Dishwasher Blues

A stainless steel dishwasher with a Dropps magnet on its face reading "Clean" when right-side up and "Dirty" when flipped upside down.

Photo: Phillip Tinner for Bob Vila

Remembering whether the dishwasher has been run can be tricky, so I found a helpful solution. I purchased a magnet from Dropps that clearly indicates if they’re “clean” or “dirty” based on its orientation. This simple yet effective tool has eliminated the guesswork and helps keep our kitchen running smoothly.

Cluttered Counters

A bamboo 8.5"x11" document organizer on a granite countertop.

Photo: Phillip Tinner for Bob Vila

To tackle the growing pile of papers on my kitchen island (aka where I drop my bills and coupons after I check the mail), I introduced a small document organizer. This organizer is perfect for holding coupons and bills that don’t need immediate filing, keeping them accessible yet neatly arranged. This change has cleared the clutter and made my kitchen look ever so slightly tidier.

Not-So-Hot Chocolate

A three-tiered bamboo shelf organizer in the corner of a kitchen countertop.

Photo: Phillip Tinner for Bob Vila

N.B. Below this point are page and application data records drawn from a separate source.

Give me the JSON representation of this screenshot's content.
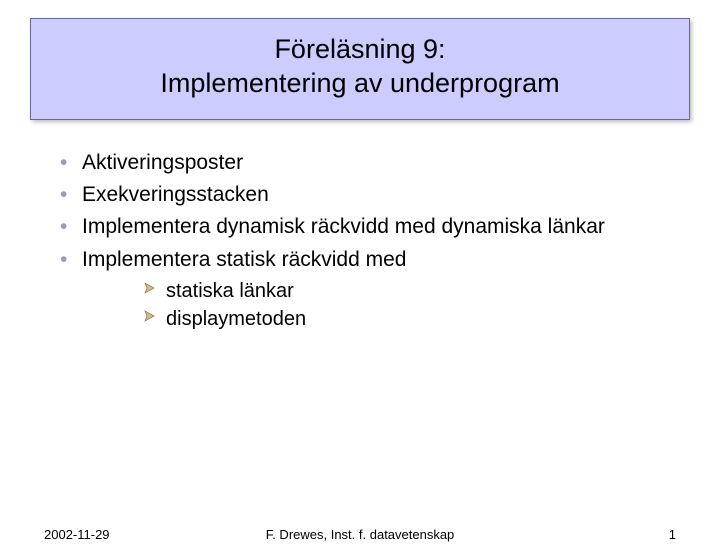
{
  "title": {
    "line1": "Föreläsning 9:",
    "line2": "Implementering av underprogram"
  },
  "bullets": {
    "b1": "Aktiveringsposter",
    "b2": "Exekveringsstacken",
    "b3": "Implementera dynamisk räckvidd med dynamiska länkar",
    "b4": "Implementera statisk räckvidd med",
    "sub1": "statiska länkar",
    "sub2": "displaymetoden"
  },
  "footer": {
    "date": "2002-11-29",
    "author": "F. Drewes, Inst. f. datavetenskap",
    "page": "1"
  },
  "colors": {
    "titleBg": "#ccccff",
    "bulletAccent": "#9999cc",
    "arrowFill": "#d6b98c",
    "arrowStroke": "#8a6d3b"
  }
}
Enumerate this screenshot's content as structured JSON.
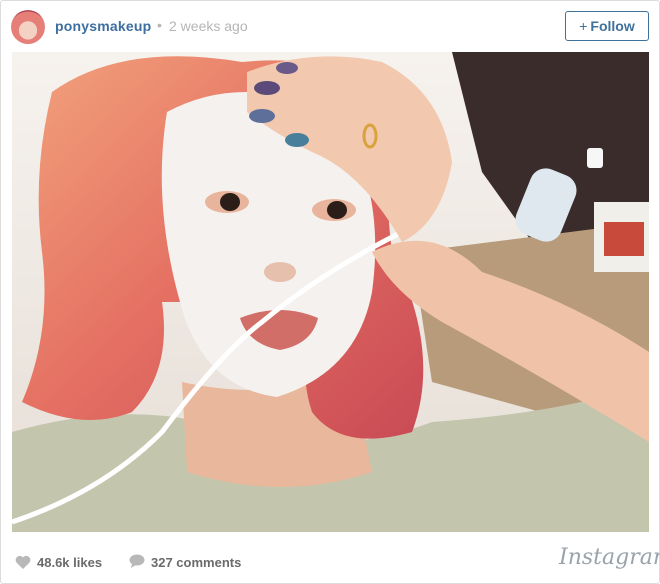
{
  "post": {
    "username": "ponysmakeup",
    "separator": "•",
    "time_ago": "2 weeks ago",
    "follow_label": "Follow",
    "follow_plus": "+",
    "likes": "48.6k likes",
    "comments": "327 comments",
    "brand": "Instagram"
  },
  "icons": {
    "avatar": "profile-avatar",
    "likes": "heart-icon",
    "comments": "speech-bubble-icon"
  },
  "colors": {
    "username": "#3d6fa0",
    "follow_accent": "#3f729b",
    "muted": "#b5b5b5",
    "footer_text": "#6b6b6b",
    "brand": "#9aa3ab",
    "hair": "#e47a66",
    "mask": "#f4f1ee"
  }
}
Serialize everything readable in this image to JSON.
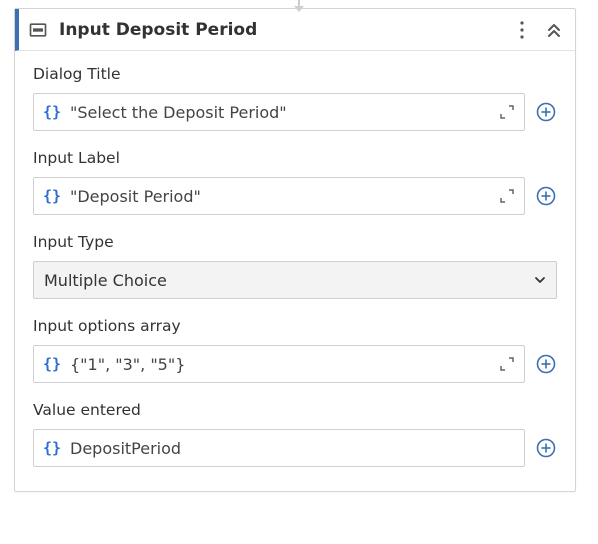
{
  "node": {
    "title": "Input Deposit Period",
    "fields": {
      "dialogTitle": {
        "label": "Dialog Title",
        "value": "\"Select the Deposit Period\"",
        "showExpand": true,
        "showPlus": true
      },
      "inputLabel": {
        "label": "Input Label",
        "value": "\"Deposit Period\"",
        "showExpand": true,
        "showPlus": true
      },
      "inputType": {
        "label": "Input Type",
        "selected": "Multiple Choice"
      },
      "optionsArray": {
        "label": "Input options array",
        "value": "{\"1\", \"3\", \"5\"}",
        "showExpand": true,
        "showPlus": true
      },
      "valueEntered": {
        "label": "Value entered",
        "value": "DepositPeriod",
        "showExpand": false,
        "showPlus": true
      }
    }
  },
  "glyphs": {
    "braces": "{}"
  }
}
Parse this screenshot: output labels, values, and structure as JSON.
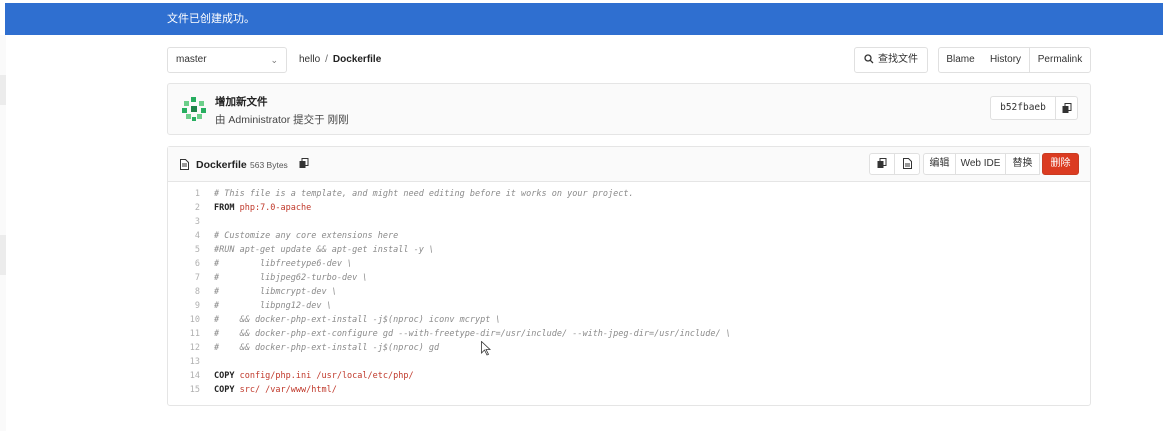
{
  "flash": {
    "message": "文件已创建成功。"
  },
  "branch": {
    "selected": "master"
  },
  "breadcrumb": {
    "project": "hello",
    "separator": "/",
    "file": "Dockerfile"
  },
  "actions": {
    "find_file": "查找文件",
    "blame": "Blame",
    "history": "History",
    "permalink": "Permalink"
  },
  "commit": {
    "title": "增加新文件",
    "meta": "由 Administrator 提交于 刚刚",
    "sha": "b52fbaeb"
  },
  "file": {
    "name": "Dockerfile",
    "size": "563 Bytes",
    "buttons": {
      "edit": "编辑",
      "web_ide": "Web IDE",
      "replace": "替换",
      "delete": "删除"
    }
  },
  "code_lines": [
    {
      "n": "1",
      "parts": [
        {
          "t": "# This file is a template, and might need editing before it works on your project.",
          "c": "c-comment"
        }
      ]
    },
    {
      "n": "2",
      "parts": [
        {
          "t": "FROM ",
          "c": "c-kw"
        },
        {
          "t": "php:7.0-apache",
          "c": "c-str"
        }
      ]
    },
    {
      "n": "3",
      "parts": []
    },
    {
      "n": "4",
      "parts": [
        {
          "t": "# Customize any core extensions here",
          "c": "c-comment"
        }
      ]
    },
    {
      "n": "5",
      "parts": [
        {
          "t": "#RUN apt-get update && apt-get install -y \\",
          "c": "c-comment"
        }
      ]
    },
    {
      "n": "6",
      "parts": [
        {
          "t": "#        libfreetype6-dev \\",
          "c": "c-comment"
        }
      ]
    },
    {
      "n": "7",
      "parts": [
        {
          "t": "#        libjpeg62-turbo-dev \\",
          "c": "c-comment"
        }
      ]
    },
    {
      "n": "8",
      "parts": [
        {
          "t": "#        libmcrypt-dev \\",
          "c": "c-comment"
        }
      ]
    },
    {
      "n": "9",
      "parts": [
        {
          "t": "#        libpng12-dev \\",
          "c": "c-comment"
        }
      ]
    },
    {
      "n": "10",
      "parts": [
        {
          "t": "#    && docker-php-ext-install -j$(nproc) iconv mcrypt \\",
          "c": "c-comment"
        }
      ]
    },
    {
      "n": "11",
      "parts": [
        {
          "t": "#    && docker-php-ext-configure gd --with-freetype-dir=/usr/include/ --with-jpeg-dir=/usr/include/ \\",
          "c": "c-comment"
        }
      ]
    },
    {
      "n": "12",
      "parts": [
        {
          "t": "#    && docker-php-ext-install -j$(nproc) gd",
          "c": "c-comment"
        }
      ]
    },
    {
      "n": "13",
      "parts": []
    },
    {
      "n": "14",
      "parts": [
        {
          "t": "COPY ",
          "c": "c-kw"
        },
        {
          "t": "config/php.ini /usr/local/etc/php/",
          "c": "c-str"
        }
      ]
    },
    {
      "n": "15",
      "parts": [
        {
          "t": "COPY ",
          "c": "c-kw"
        },
        {
          "t": "src/ /var/www/html/",
          "c": "c-str"
        }
      ]
    }
  ],
  "colors": {
    "flash_bg": "#2f6fd0",
    "delete_bg": "#db3b21",
    "string": "#c0392b",
    "comment": "#8a8a8a"
  }
}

I had an overflow of hot chocolate packets in two bursting kitchen organizers, so I transferred the packets into mason jars. These jars now sit neatly alongside the mason jars containing coffee grounds in my coffee corner, saving space and making it easier to find and enjoy the right flavor of hot chocolate anytime (anything but the packet of raspberry I’ll never drink, because who would?).

And Then There Was Light

Managing the lighting indoors was a hassle due to there being multiple two-way switches and a complete lack of any power outlets wired to light switches. To simplify this, I installed smart bulbs from Govee and linked them to the app, which I conveniently already use for a desk lamp. Now, controlling the lights is as easy as tapping my phone screen, making my morning and evening routine less of a hassle.

Much Ado About Cabinets

A Gotham ceramic cookware set stacked onto a wire organizer inside of a kitchen cabinet.

Photo: Phillip Tinner for Bob Vila

With limited lower cabinet space for pots and pans, I either needed a serious storage solution or a miracle. To take a stab at the former, I bought and assembled a convenient under-cabinet organizer specifically designed for pots and pans. This little contraption has adjustable prongs to help maximize space while keeping my cookware easily accessible. It audibly rattles a bit when I walk by or sneeze, but I’ll take that over the alternative any day.

What About the Board Games?

Scrabble and other board games peeking out of the slightly open lid of an ottoman with a storage compartment.

Photo: Phillip Tinner for Bob Vila

My new place lacked the built-in shelves that any respectable tabletop game collection demands. And while my collection may only be around half-respectable, I still didn’t have anywhere to put all my board game boxes when I moved in. To adapt, I moved them into a simple ottoman with built-in storage I picked up at Target. This hid the games from view and made sitting on my couch a little more comfortable, making it an all-around practical storage solution for my small space.